** Work item **
Down to the final line, return the records unchanged.

***** Records

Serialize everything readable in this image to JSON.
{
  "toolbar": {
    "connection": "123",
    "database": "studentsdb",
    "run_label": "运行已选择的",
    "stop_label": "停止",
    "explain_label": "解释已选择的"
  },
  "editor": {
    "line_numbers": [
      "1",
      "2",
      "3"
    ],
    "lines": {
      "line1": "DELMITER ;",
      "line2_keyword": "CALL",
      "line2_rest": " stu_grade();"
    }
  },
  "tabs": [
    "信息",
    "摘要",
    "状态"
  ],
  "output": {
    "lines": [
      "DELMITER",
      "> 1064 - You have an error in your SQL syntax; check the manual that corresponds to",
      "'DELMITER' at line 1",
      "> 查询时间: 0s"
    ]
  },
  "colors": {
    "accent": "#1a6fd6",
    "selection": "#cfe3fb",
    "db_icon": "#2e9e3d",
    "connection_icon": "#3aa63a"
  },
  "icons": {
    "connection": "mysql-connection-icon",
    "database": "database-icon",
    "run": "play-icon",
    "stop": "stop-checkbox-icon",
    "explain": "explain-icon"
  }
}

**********

** Response **
Serialize everything readable in this image to JSON.
{
  "toolbar": {
    "connection": "123",
    "database": "studentsdb",
    "run_label": "运行已选择的",
    "stop_label": "停止",
    "explain_label": "解释已选择的"
  },
  "editor": {
    "line_numbers": [
      "1",
      "2",
      "3"
    ],
    "lines": {
      "line1": "DELMITER ;",
      "line2_keyword": "CALL",
      "line2_rest": " stu_grade();"
    }
  },
  "tabs": [
    "信息",
    "摘要",
    "状态"
  ],
  "output": {
    "lines": [
      "DELMITER",
      "> 1064 - You have an error in your SQL syntax; check the manual that corresponds to",
      "'DELMITER' at line 1",
      "> 查询时间: 0s"
    ]
  },
  "colors": {
    "accent": "#1a6fd6",
    "selection": "#cfe3fb",
    "db_icon": "#2e9e3d",
    "connection_icon": "#3aa63a"
  },
  "icons": {
    "connection": "mysql-connection-icon",
    "database": "database-icon",
    "run": "play-icon",
    "stop": "stop-checkbox-icon",
    "explain": "explain-icon"
  }
}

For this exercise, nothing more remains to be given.